> _TASK BRIEF_: Every entry in the following data should be output exactly.

=====

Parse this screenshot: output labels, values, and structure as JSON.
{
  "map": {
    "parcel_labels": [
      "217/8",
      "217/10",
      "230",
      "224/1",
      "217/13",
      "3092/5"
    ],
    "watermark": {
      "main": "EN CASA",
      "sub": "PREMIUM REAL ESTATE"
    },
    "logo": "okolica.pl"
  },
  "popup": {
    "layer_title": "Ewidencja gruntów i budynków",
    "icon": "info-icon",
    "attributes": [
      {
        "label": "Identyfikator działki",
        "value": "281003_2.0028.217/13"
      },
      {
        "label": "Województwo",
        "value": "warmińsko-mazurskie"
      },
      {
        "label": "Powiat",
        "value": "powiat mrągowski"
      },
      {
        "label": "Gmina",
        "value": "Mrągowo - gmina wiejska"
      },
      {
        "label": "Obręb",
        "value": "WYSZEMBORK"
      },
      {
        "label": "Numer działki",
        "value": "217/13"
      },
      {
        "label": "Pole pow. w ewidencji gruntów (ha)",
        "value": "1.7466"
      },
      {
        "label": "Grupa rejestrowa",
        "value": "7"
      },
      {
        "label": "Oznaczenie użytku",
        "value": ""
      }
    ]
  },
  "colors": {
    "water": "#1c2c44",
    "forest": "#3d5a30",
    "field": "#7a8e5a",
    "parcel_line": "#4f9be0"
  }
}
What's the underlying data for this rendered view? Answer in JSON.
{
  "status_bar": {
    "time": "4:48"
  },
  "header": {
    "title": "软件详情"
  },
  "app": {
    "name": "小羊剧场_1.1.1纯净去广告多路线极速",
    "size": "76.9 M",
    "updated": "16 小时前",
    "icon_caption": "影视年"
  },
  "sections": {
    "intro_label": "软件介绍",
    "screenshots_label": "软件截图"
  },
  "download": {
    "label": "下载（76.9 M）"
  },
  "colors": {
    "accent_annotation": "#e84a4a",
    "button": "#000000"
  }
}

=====

> _COMPLETED TASK_:
Parse this screenshot: output labels, values, and structure as JSON.
{
  "map": {
    "parcel_labels": [
      "217/8",
      "217/10",
      "230",
      "224/1",
      "217/13",
      "3092/5"
    ],
    "watermark": {
      "main": "EN CASA",
      "sub": "PREMIUM REAL ESTATE"
    },
    "logo": "okolica.pl"
  },
  "popup": {
    "layer_title": "Ewidencja gruntów i budynków",
    "icon": "info-icon",
    "attributes": [
      {
        "label": "Identyfikator działki",
        "value": "281003_2.0028.217/13"
      },
      {
        "label": "Województwo",
        "value": "warmińsko-mazurskie"
      },
      {
        "label": "Powiat",
        "value": "powiat mrągowski"
      },
      {
        "label": "Gmina",
        "value": "Mrągowo - gmina wiejska"
      },
      {
        "label": "Obręb",
        "value": "WYSZEMBORK"
      },
      {
        "label": "Numer działki",
        "value": "217/13"
      },
      {
        "label": "Pole pow. w ewidencji gruntów (ha)",
        "value": "1.7466"
      },
      {
        "label": "Grupa rejestrowa",
        "value": "7"
      },
      {
        "label": "Oznaczenie użytku",
        "value": ""
      }
    ]
  },
  "colors": {
    "water": "#1c2c44",
    "forest": "#3d5a30",
    "field": "#7a8e5a",
    "parcel_line": "#4f9be0"
  }
}
What's the underlying data for this rendered view? Answer in JSON.
{
  "status_bar": {
    "time": "4:48"
  },
  "header": {
    "title": "软件详情"
  },
  "app": {
    "name": "小羊剧场_1.1.1纯净去广告多路线极速",
    "size": "76.9 M",
    "updated": "16 小时前",
    "icon_caption": "影视年"
  },
  "sections": {
    "intro_label": "软件介绍",
    "screenshots_label": "软件截图"
  },
  "download": {
    "label": "下载（76.9 M）"
  },
  "colors": {
    "accent_annotation": "#e84a4a",
    "button": "#000000"
  }
}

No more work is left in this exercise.